BEGIN
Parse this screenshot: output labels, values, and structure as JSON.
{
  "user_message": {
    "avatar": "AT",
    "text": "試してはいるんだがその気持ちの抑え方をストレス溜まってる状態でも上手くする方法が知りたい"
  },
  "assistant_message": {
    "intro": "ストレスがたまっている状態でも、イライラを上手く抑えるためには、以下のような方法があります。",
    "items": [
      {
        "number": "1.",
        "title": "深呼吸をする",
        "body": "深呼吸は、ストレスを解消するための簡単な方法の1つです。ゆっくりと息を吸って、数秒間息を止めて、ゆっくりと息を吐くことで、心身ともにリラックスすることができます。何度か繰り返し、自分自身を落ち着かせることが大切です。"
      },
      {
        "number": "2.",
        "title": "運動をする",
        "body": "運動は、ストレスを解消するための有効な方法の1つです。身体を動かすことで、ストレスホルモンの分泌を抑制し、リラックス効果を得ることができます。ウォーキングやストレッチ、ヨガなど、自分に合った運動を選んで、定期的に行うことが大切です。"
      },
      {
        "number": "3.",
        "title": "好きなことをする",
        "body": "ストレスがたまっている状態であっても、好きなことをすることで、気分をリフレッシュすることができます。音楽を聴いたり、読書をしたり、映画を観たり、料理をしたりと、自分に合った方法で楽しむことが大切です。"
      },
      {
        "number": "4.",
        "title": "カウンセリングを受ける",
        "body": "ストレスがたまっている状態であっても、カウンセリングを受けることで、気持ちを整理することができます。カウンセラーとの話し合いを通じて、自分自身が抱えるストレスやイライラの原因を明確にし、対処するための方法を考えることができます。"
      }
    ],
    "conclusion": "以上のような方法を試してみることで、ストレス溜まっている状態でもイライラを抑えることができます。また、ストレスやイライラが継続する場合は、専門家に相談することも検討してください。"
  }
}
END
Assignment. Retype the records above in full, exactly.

Response for this exercise.
Parse this screenshot: output labels, values, and structure as JSON.
{
  "user_message": {
    "avatar": "AT",
    "text": "試してはいるんだがその気持ちの抑え方をストレス溜まってる状態でも上手くする方法が知りたい"
  },
  "assistant_message": {
    "intro": "ストレスがたまっている状態でも、イライラを上手く抑えるためには、以下のような方法があります。",
    "items": [
      {
        "number": "1.",
        "title": "深呼吸をする",
        "body": "深呼吸は、ストレスを解消するための簡単な方法の1つです。ゆっくりと息を吸って、数秒間息を止めて、ゆっくりと息を吐くことで、心身ともにリラックスすることができます。何度か繰り返し、自分自身を落ち着かせることが大切です。"
      },
      {
        "number": "2.",
        "title": "運動をする",
        "body": "運動は、ストレスを解消するための有効な方法の1つです。身体を動かすことで、ストレスホルモンの分泌を抑制し、リラックス効果を得ることができます。ウォーキングやストレッチ、ヨガなど、自分に合った運動を選んで、定期的に行うことが大切です。"
      },
      {
        "number": "3.",
        "title": "好きなことをする",
        "body": "ストレスがたまっている状態であっても、好きなことをすることで、気分をリフレッシュすることができます。音楽を聴いたり、読書をしたり、映画を観たり、料理をしたりと、自分に合った方法で楽しむことが大切です。"
      },
      {
        "number": "4.",
        "title": "カウンセリングを受ける",
        "body": "ストレスがたまっている状態であっても、カウンセリングを受けることで、気持ちを整理することができます。カウンセラーとの話し合いを通じて、自分自身が抱えるストレスやイライラの原因を明確にし、対処するための方法を考えることができます。"
      }
    ],
    "conclusion": "以上のような方法を試してみることで、ストレス溜まっている状態でもイライラを抑えることができます。また、ストレスやイライラが継続する場合は、専門家に相談することも検討してください。"
  }
}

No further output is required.